## Task to carry out
Look through the data that follows and copy each line with the string "disc".

Component data from apps and pages:
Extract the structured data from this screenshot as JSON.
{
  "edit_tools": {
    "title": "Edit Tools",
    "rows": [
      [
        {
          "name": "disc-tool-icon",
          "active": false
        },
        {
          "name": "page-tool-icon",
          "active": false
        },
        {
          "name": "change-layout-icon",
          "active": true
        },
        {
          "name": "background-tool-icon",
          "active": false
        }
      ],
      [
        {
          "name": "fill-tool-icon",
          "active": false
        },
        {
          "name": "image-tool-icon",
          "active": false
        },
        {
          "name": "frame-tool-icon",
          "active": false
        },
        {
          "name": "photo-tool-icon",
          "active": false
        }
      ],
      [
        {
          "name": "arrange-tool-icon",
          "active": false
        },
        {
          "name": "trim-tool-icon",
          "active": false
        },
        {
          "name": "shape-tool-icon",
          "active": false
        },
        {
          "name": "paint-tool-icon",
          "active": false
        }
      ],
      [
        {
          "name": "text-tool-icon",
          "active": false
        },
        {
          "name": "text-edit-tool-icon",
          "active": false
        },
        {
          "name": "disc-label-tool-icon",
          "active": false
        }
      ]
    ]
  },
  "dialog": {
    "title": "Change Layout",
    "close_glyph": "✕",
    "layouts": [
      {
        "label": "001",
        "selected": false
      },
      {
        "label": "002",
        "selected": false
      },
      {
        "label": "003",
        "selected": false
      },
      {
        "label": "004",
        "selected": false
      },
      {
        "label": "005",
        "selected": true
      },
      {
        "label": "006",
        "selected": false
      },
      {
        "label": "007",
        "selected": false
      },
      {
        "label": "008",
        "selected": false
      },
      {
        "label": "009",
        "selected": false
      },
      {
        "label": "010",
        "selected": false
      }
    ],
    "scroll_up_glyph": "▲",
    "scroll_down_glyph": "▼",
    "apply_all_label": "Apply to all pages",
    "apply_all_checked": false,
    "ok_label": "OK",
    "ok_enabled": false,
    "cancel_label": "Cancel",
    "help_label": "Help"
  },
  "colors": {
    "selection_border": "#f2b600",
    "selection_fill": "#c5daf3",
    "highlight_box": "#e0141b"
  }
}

## Reply to the exercise
          "name": "disc-tool-icon",
          "name": "disc-label-tool-icon",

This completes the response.